    If the universities and employers can't differentiate these graduates after a fraudulent admission, then shame on them for not doing enough to actually differentiate the good students from the bad.

    If I were an AG in one of these states with lots of fraudulent admissions, I'd be leaning on the colleges more than the students.

    I also would look further than this particular instance. If we believe that this and legacy admissions cover it all and everything else is squeaky clean, then we're pretty naive.
     
    P Thought likes this.
  16. otterhound

    otterhound Poster Extraordinaire

    Posts:
    7,449
    Joined:
    Dec 14, 2008
    Location:
    Manheim Pa.
    You're tough . Harsh world that reality thing .
     
  17. D_W_PGH

    D_W_PGH Friend of Leo's

    Age:
    42
    Posts:
    3,181
    Joined:
    Aug 28, 2018
    Location:
    Pittsburgh
    They will say that no matter what unless their own review finds that they can be figured out easily. It's not a matter of whether or not they think they actually did anything at an organizational level. Either way, it opens them up to governance and process questions.
     
    telemnemonics likes this.
  18. telemnemonics

    telemnemonics Doctor of Teleocity

    Age:
    59
    Posts:
    14,635
    Joined:
    Mar 2, 2010
    Location:
    Maine
    I agree that the food served is the responsibility of the Chef, and can't be pawned off on the line cooks.
    But it seems in a court of law this isn't how it works.

    Really it's about cronyism for the sake of elitism, not so much academia.
    Non ivy league schools turn out qualified professionals, but the best jobs might be going to those with connections based on wealth and payoffs.
    Since elitism is legal, and dues are legal for membership in elite organizations, it might be hard for non elites to force elites to stop their elitism.

    Might even be unconstitutional...
     
    boneyguy and P Thought like this.
  19. D_W_PGH

    D_W_PGH Friend of Leo's

    Age:
    42
    Posts:
    3,181
    Joined:
    Aug 28, 2018
    Location:
    Pittsburgh
    I'll bet the cure in this case will be ten times worse than the disease in terms of trouble vs. benefit, and it'll end up being done like a SAS checklist (as in, go through the motions, but don't look that hard because you have 10 other things waiting to be done the same way and you can't get excited about everything every year).
     
  20. jimgchord

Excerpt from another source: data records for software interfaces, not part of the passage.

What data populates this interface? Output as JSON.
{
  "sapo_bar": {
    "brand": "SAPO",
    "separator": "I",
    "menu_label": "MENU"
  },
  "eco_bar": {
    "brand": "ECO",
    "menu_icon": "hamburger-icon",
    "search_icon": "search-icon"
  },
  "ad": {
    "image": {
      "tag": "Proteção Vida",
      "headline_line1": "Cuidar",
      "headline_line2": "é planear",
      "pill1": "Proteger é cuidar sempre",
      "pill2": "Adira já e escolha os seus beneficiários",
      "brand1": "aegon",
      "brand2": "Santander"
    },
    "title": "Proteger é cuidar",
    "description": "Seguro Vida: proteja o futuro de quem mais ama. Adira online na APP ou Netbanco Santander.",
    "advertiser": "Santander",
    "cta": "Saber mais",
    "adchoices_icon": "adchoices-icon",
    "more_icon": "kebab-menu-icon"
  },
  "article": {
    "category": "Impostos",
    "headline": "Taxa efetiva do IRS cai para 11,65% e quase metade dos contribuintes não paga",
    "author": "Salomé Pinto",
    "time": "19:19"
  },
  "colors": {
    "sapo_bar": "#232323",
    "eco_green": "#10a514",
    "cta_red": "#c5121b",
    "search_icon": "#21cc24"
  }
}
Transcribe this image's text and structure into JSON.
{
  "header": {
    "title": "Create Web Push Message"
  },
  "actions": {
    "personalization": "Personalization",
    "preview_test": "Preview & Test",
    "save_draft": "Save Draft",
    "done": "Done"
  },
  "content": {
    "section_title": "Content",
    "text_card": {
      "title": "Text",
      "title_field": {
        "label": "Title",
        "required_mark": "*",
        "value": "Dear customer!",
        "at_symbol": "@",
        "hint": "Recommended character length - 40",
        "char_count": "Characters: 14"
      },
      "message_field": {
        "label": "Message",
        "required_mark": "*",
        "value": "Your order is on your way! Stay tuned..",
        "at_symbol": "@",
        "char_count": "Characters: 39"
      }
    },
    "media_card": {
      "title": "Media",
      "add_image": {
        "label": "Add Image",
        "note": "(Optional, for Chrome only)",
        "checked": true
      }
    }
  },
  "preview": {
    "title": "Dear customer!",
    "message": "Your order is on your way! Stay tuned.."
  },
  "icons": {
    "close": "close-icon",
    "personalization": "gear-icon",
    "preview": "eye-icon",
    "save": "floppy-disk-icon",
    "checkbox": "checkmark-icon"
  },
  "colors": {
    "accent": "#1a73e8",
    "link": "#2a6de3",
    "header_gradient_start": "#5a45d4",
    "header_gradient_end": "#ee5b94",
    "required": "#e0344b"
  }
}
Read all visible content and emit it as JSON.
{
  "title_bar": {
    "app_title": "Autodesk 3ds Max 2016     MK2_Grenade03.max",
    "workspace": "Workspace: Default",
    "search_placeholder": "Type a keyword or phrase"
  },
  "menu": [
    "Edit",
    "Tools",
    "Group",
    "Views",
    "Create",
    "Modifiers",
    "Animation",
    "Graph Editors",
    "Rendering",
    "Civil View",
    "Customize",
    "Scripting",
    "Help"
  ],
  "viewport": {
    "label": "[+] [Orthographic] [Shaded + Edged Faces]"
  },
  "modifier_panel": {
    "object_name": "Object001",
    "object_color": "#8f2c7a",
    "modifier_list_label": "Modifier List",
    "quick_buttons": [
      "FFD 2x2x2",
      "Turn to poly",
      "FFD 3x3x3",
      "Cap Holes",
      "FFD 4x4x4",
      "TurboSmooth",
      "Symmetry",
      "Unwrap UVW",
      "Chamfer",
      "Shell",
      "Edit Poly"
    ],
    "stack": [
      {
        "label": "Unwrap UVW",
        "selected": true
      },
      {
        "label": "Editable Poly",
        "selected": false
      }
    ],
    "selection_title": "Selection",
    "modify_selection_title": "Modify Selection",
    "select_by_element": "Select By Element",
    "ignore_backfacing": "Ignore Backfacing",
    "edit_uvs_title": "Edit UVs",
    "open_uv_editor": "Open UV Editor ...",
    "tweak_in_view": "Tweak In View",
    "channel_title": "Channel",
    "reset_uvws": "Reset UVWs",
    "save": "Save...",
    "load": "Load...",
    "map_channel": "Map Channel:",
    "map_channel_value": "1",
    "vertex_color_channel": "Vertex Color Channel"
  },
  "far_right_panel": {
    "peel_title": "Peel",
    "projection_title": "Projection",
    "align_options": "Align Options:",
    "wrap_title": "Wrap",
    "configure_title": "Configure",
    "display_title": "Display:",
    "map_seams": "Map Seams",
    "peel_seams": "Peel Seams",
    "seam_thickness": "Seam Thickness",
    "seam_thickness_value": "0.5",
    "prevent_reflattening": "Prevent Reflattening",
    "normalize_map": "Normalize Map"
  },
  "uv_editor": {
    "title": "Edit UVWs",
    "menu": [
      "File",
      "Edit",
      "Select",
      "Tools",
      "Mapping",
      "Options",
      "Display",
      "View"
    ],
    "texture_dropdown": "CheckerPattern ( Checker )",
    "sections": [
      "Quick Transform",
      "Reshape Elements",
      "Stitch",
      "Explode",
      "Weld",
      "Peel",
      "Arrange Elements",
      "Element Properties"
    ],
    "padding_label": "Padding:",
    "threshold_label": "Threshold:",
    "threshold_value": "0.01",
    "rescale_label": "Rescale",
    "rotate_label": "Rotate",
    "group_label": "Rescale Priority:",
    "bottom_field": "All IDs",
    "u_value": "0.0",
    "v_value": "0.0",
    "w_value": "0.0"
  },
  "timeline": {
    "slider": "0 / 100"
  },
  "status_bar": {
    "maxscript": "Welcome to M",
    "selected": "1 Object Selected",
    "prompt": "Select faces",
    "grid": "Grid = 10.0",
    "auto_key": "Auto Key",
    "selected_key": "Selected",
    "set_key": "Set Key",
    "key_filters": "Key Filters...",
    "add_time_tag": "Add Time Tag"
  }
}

    jimgchord Tele-Holic

    Age:
    45
    Posts:
    933
    Joined:
    Apr 3, 2018
    Location:
    victor,ny
    If they were unaware,Dont punish children because their parents are morons. If they are competent and can truly do their own work, should they suffer?
     
IMPORTANT: Treat everyone here with respect, no matter how difficult!
No sex, drug, political, religion or hate discussion permitted here.


  1. This site uses cookies to help personalise content, tailor your experience and to keep you logged in if you register.
    By continuing to use this site, you are consenting to our use of cookies.